Mobility data similar to that from Facebook and Google have already informed decisions of government officials. Tennessee Governor Bill Lee on April 2 issued a statewide order for residents to stay at home after he reviewed mobility data released by tech startup Unacast. The information, gleaned from mobile phone location data, showed that people in some regions, such as Nashville, had significantly reduced their daily travel, but people in many other Tennessee counties had not. This convinced Lee that a statewide order was necessary.
Both Facebook and Google are releasing other kinds of data to coronavirus researchers and the public. Data for Good offers population density maps as well as social connectedness indices. The latter relies on aggregated, anonymous friendship connections on Facebook to measure the general connectedness of two geographic regions.
That type of information can help predict the spread of the virus and where to put resources. Researchers at NYU used the social connectedness data to show[PDF] that geographic regions with strong social ties to two early COVID-19 hotspots—in New York and Italy—had higher cases of the illness. Separately, an organization funded by the World Bank used Facebook’s population density data to help determine where coronavirus testing facilities and extra beds should be located.
Google and Apple last week announced an ambitious effort to provide the technological support for digital contact tracing. The strategy would allow people with certain Bluetooth-enabled apps to find out if they have been in the vicinity of people who have tested positive for the novel coronavirus.
Digital contact tracing has been touted by public health specialists as a strategy to help reopen the economy in a safe way, but privacy and ethical considerations have been hotly debated.

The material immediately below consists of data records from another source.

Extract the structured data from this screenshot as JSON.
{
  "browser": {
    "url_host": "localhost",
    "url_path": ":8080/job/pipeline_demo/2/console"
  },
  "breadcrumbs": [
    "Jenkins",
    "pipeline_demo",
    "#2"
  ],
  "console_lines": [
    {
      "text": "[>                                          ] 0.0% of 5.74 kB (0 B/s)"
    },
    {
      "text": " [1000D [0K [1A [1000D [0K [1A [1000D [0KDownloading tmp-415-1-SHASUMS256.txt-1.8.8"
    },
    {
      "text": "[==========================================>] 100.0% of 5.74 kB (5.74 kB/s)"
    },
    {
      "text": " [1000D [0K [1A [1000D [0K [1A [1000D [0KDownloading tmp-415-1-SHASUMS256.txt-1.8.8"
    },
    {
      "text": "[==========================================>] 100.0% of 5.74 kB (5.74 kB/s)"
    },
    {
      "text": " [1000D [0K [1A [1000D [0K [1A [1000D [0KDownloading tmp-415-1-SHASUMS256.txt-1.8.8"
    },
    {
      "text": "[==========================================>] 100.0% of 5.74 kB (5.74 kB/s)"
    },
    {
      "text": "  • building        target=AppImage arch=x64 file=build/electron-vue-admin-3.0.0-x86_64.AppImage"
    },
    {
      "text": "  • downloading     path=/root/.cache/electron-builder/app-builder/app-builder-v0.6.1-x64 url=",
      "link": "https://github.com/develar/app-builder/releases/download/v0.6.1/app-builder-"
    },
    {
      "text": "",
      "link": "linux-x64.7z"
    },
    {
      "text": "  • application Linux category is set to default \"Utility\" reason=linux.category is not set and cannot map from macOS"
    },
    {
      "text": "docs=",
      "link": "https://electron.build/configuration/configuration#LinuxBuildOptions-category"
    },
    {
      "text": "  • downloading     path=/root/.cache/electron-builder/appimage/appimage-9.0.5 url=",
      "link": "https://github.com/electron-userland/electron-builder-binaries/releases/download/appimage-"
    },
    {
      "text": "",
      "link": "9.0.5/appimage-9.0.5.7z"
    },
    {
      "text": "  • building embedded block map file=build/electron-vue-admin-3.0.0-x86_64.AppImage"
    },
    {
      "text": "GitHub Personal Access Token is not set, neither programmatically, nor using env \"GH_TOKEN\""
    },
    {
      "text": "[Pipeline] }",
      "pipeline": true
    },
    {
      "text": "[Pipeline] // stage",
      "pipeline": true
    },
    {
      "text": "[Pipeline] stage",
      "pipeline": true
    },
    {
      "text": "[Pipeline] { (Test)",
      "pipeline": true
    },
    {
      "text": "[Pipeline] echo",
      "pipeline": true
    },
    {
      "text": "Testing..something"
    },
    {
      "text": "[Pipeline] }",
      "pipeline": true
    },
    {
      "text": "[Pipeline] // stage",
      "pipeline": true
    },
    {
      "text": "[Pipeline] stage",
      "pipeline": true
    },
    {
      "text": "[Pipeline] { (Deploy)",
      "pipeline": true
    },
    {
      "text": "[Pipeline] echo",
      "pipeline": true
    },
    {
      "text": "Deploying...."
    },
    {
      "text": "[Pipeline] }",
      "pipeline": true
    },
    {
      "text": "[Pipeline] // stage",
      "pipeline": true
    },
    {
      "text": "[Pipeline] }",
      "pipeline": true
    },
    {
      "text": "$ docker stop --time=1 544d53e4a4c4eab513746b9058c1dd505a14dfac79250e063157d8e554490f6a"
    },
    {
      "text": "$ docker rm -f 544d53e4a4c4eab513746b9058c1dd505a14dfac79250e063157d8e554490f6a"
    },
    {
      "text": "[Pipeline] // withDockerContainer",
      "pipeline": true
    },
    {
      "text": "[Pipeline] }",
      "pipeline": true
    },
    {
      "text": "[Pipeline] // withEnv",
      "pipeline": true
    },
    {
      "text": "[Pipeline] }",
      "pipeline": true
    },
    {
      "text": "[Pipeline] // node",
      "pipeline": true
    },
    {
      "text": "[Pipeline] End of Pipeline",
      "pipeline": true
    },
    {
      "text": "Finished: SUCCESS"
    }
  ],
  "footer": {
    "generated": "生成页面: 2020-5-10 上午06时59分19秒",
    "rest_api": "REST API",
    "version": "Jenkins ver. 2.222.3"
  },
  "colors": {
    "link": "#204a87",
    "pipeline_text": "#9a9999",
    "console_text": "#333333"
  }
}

Emily Waltz is a contributing editor at Spectrum covering the intersection of technology and the human body. Her favorite topics include electrical stimulation of the nervous system, wearable sensors, and tiny medical robots that dive deep into the human body. She has been writing for Spectrum since 2012, and for the Nature journals since 2005. Emily has a master's degree from Columbia University Graduate School of Journalism and an undergraduate degree from Vanderbilt University. She aims to say something true and useful in every story she writes. Contact her via @EmWaltz on Twitter or through her website.